The Impact of Gambling

Gambling is a form of entertainment that involves betting money or other valuables on an uncertain event with the hope of winning something else of value. This activity is a mind-altering substance that should be administered responsibly, like alcohol and drugs. The majority of people who gamble enjoy the activity and do not become addicted. People who develop an addiction to gambling often have underlying mood disorders such as depression or anxiety. This addiction can lead to gambling problems and even cause financial disasters for their families. People who are addicted to gambling can seek treatment for their addictions and regain control of their lives.

In addition to being a form of entertainment, gambling can also serve as a social activity that brings people together. It can help you to learn new strategies, and it can improve your skills in areas such as strategy, math, and timing. It can also provide a social outlet for those who are isolated. People who do not gamble can find other ways to relieve boredom and unpleasant feelings, such as exercising, spending time with friends who don’t gamble, and practicing relaxation techniques.

Despite the negative aspects of gambling, many people continue to participate in the activity for a variety of reasons. Some do it for the excitement of trying to win, while others gamble as a way to socialize with friends and family. Some individuals even use it as a way to relieve stress and tension. While these activities can be beneficial, they must be done in moderation and should not replace other forms of entertainment.

Most studies on the impact of gambling are focused on the economic costs and benefits. However, many of the impacts are non-monetary and are difficult to measure. For this reason, they are usually ignored in the calculations of monetary cost-benefit analysis. Research that focuses solely on the problem of gambling ignores these impacts and does not consider the wider impact on society.
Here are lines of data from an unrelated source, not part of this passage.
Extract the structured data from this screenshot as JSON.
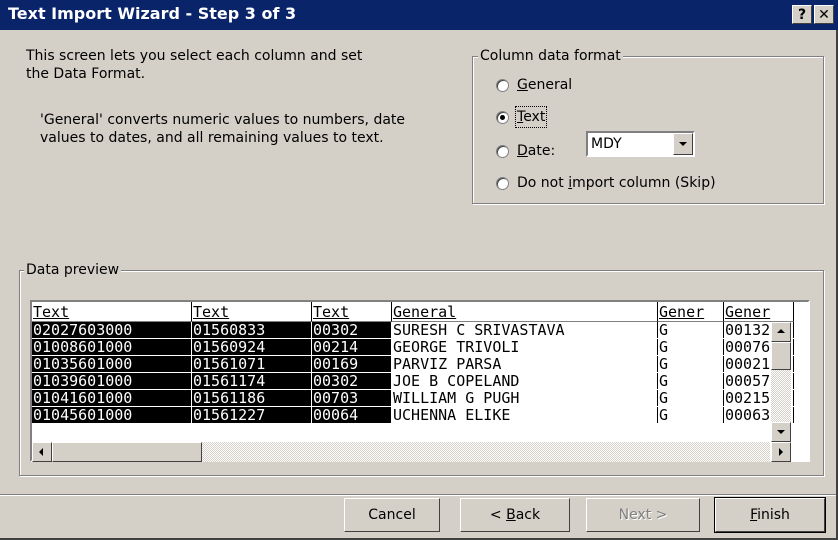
{
  "window": {
    "title": "Text Import Wizard - Step 3 of 3",
    "help_label": "?",
    "close_label": "✕"
  },
  "description": {
    "line1": "This screen lets you select each column and set",
    "line2": "the Data Format.",
    "line3": "'General' converts numeric values to numbers, date",
    "line4": "values to dates, and all remaining values to text."
  },
  "column_format": {
    "legend": "Column data format",
    "options": [
      {
        "label": "General",
        "mnemonic": "G",
        "rest": "eneral",
        "selected": false
      },
      {
        "label": "Text",
        "mnemonic": "T",
        "rest": "ext",
        "selected": true
      },
      {
        "label": "Date:",
        "mnemonic": "D",
        "rest": "ate:",
        "selected": false
      },
      {
        "label": "Do not import column (Skip)",
        "pre": "Do not ",
        "mnemonic": "i",
        "rest": "mport column (Skip)",
        "selected": false
      }
    ],
    "date_format": "MDY"
  },
  "preview": {
    "legend": "Data preview",
    "columns": [
      {
        "header": "Text",
        "selected": true
      },
      {
        "header": "Text",
        "selected": true
      },
      {
        "header": "Text",
        "selected": true
      },
      {
        "header": "General",
        "selected": false
      },
      {
        "header": "Gener",
        "selected": false
      },
      {
        "header": "Gener",
        "selected": false
      }
    ],
    "rows": [
      [
        "02027603000",
        "01560833",
        "00302",
        "SURESH C SRIVASTAVA",
        "G",
        "00132"
      ],
      [
        "01008601000",
        "01560924",
        "00214",
        "GEORGE TRIVOLI",
        "G",
        "00076"
      ],
      [
        "01035601000",
        "01561071",
        "00169",
        "PARVIZ PARSA",
        "G",
        "00021"
      ],
      [
        "01039601000",
        "01561174",
        "00302",
        "JOE B COPELAND",
        "G",
        "00057"
      ],
      [
        "01041601000",
        "01561186",
        "00703",
        "WILLIAM G PUGH",
        "G",
        "00215"
      ],
      [
        "01045601000",
        "01561227",
        "00064",
        "UCHENNA ELIKE",
        "G",
        "00063"
      ]
    ]
  },
  "buttons": {
    "cancel": "Cancel",
    "back": "< Back",
    "back_pre": "< ",
    "back_mnemonic": "B",
    "back_rest": "ack",
    "next": "Next >",
    "finish": "Finish",
    "finish_mnemonic": "F",
    "finish_rest": "inish"
  },
  "icons": {
    "help": "help-icon",
    "close": "close-icon",
    "dropdown": "chevron-down-icon",
    "scroll_up": "arrow-up-icon",
    "scroll_down": "arrow-down-icon",
    "scroll_left": "arrow-left-icon",
    "scroll_right": "arrow-right-icon"
  },
  "colors": {
    "titlebar": "#0a246a",
    "face": "#d4d0c8",
    "selected_column": "#000000"
  }
}
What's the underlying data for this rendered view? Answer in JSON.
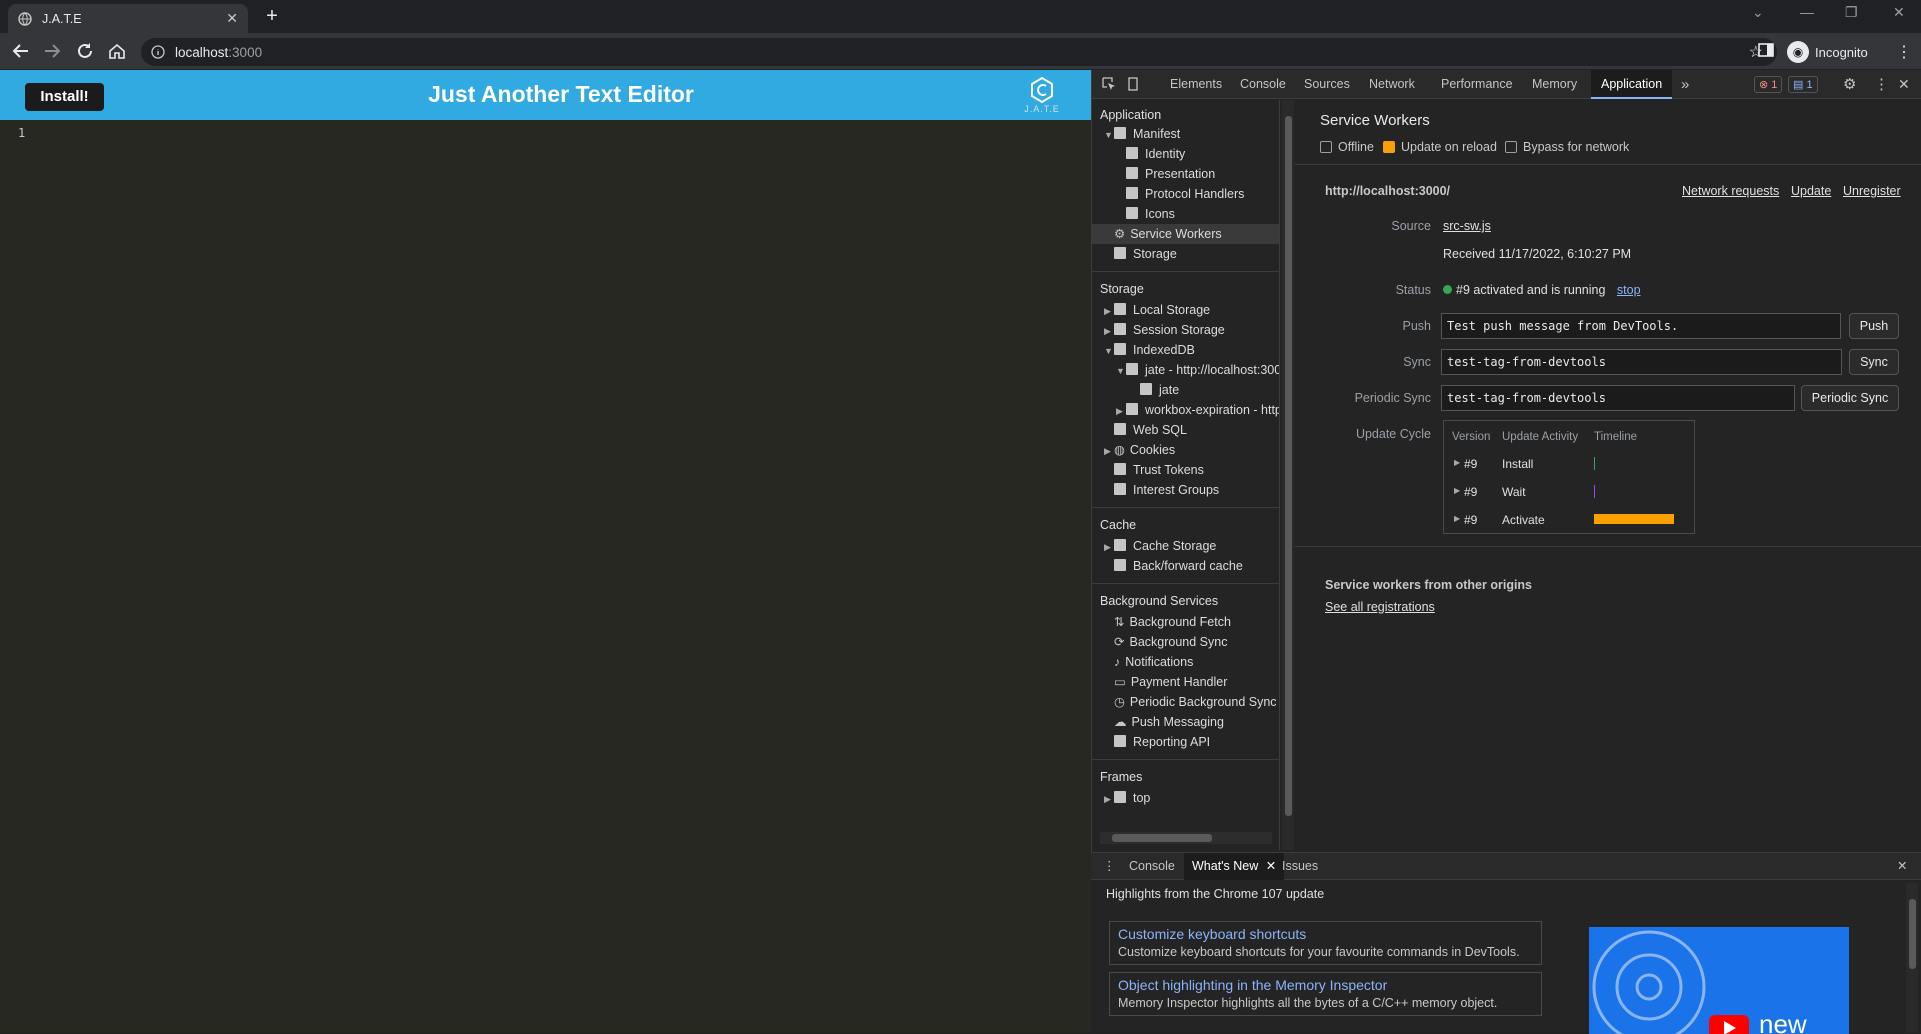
{
  "browser": {
    "tab_title": "J.A.T.E",
    "url_host": "localhost",
    "url_rest": ":3000",
    "profile_label": "Incognito"
  },
  "app": {
    "install_label": "Install!",
    "title": "Just Another Text Editor",
    "logo_text": "J.A.T.E",
    "line_number": "1"
  },
  "devtools": {
    "tabs": [
      "Elements",
      "Console",
      "Sources",
      "Network",
      "Performance",
      "Memory",
      "Application"
    ],
    "active_tab": "Application",
    "more": "»",
    "error_count": "1",
    "message_count": "1",
    "sidebar": {
      "application_header": "Application",
      "application_items": [
        "Manifest",
        "Identity",
        "Presentation",
        "Protocol Handlers",
        "Icons",
        "Service Workers",
        "Storage"
      ],
      "storage_header": "Storage",
      "storage_items": [
        "Local Storage",
        "Session Storage",
        "IndexedDB",
        "jate - http://localhost:300",
        "jate",
        "workbox-expiration - http",
        "Web SQL",
        "Cookies",
        "Trust Tokens",
        "Interest Groups"
      ],
      "cache_header": "Cache",
      "cache_items": [
        "Cache Storage",
        "Back/forward cache"
      ],
      "bg_header": "Background Services",
      "bg_items": [
        "Background Fetch",
        "Background Sync",
        "Notifications",
        "Payment Handler",
        "Periodic Background Sync",
        "Push Messaging",
        "Reporting API"
      ],
      "frames_header": "Frames",
      "frames_items": [
        "top"
      ]
    },
    "sw": {
      "title": "Service Workers",
      "offline": "Offline",
      "update_on_reload": "Update on reload",
      "bypass": "Bypass for network",
      "origin": "http://localhost:3000/",
      "network_requests": "Network requests",
      "update": "Update",
      "unregister": "Unregister",
      "source_label": "Source",
      "source_file": "src-sw.js",
      "received": "Received 11/17/2022, 6:10:27 PM",
      "status_label": "Status",
      "status_text": "#9 activated and is running",
      "stop": "stop",
      "push_label": "Push",
      "push_value": "Test push message from DevTools.",
      "push_button": "Push",
      "sync_label": "Sync",
      "sync_value": "test-tag-from-devtools",
      "sync_button": "Sync",
      "periodic_label": "Periodic Sync",
      "periodic_value": "test-tag-from-devtools",
      "periodic_button": "Periodic Sync",
      "update_cycle_label": "Update Cycle",
      "cycle_headers": [
        "Version",
        "Update Activity",
        "Timeline"
      ],
      "cycle_rows": [
        {
          "version": "#9",
          "activity": "Install"
        },
        {
          "version": "#9",
          "activity": "Wait"
        },
        {
          "version": "#9",
          "activity": "Activate"
        }
      ],
      "other_origins": "Service workers from other origins",
      "see_all": "See all registrations"
    },
    "drawer": {
      "tabs": [
        "Console",
        "What's New",
        "Issues"
      ],
      "active": "What's New",
      "highlights": "Highlights from the Chrome 107 update",
      "cards": [
        {
          "title": "Customize keyboard shortcuts",
          "desc": "Customize keyboard shortcuts for your favourite commands in DevTools."
        },
        {
          "title": "Object highlighting in the Memory Inspector",
          "desc": "Memory Inspector highlights all the bytes of a C/C++ memory object."
        }
      ],
      "video_text": "new"
    }
  },
  "colors": {
    "app_header": "#31a9e1",
    "editor_bg": "#272822",
    "link": "#8ab4f8",
    "timeline_activate": "#f8a100",
    "status_green": "#34a853"
  }
}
In addition to assessing the financial benefits and costs, it is important to examine other aspects of gambling such as its psychological effects. Some research has shown that recreational gambling can have positive effects on mental health, especially among older adults. It may also increase self-concept and enhance coping abilities.
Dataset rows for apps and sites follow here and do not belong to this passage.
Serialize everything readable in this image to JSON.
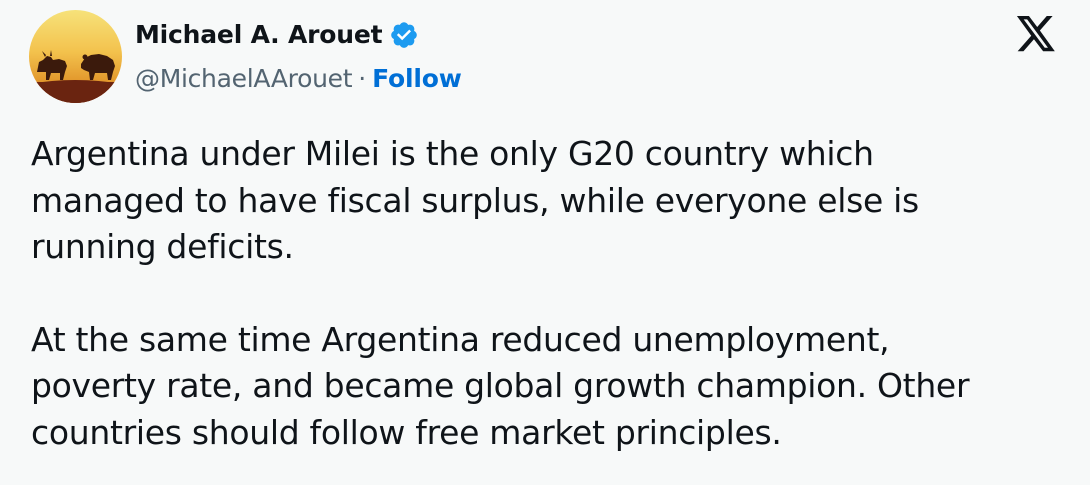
{
  "author": {
    "display_name": "Michael A. Arouet",
    "handle": "@MichaelAArouet",
    "separator": "·",
    "follow_label": "Follow",
    "verified": true,
    "avatar_icon": "bull-and-bear-sunset-avatar"
  },
  "platform": {
    "logo_icon": "x-logo-icon"
  },
  "tweet": {
    "paragraphs": [
      "Argentina under Milei is the only G20 country which\nmanaged to have fiscal surplus, while everyone else is\nrunning deficits.",
      "At the same time Argentina reduced unemployment,\npoverty rate, and became global growth champion. Other\ncountries should follow free market principles."
    ]
  },
  "colors": {
    "background": "#f7f9f9",
    "text": "#0f1419",
    "secondary_text": "#536471",
    "link": "#006fd6",
    "verified_badge": "#1d9bf0"
  }
}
There are several types of gambling, including slot machines and video poker. Some of these games are simple and require little skill, while others involve complex strategies and can be played for high stakes. While most people can gamble responsibly, there are a few who overindulge and lose money they cannot afford to lose. For these individuals, the problem is not the gambling itself, but rather its compulsiveness. If you think your loved one is exhibiting signs of gambling addiction, it is important to seek help. The first step is seeking therapy to address any underlying mood disorders, such as depression or anxiety. Afterwards, you can focus on improving your finances and repairing your relationships.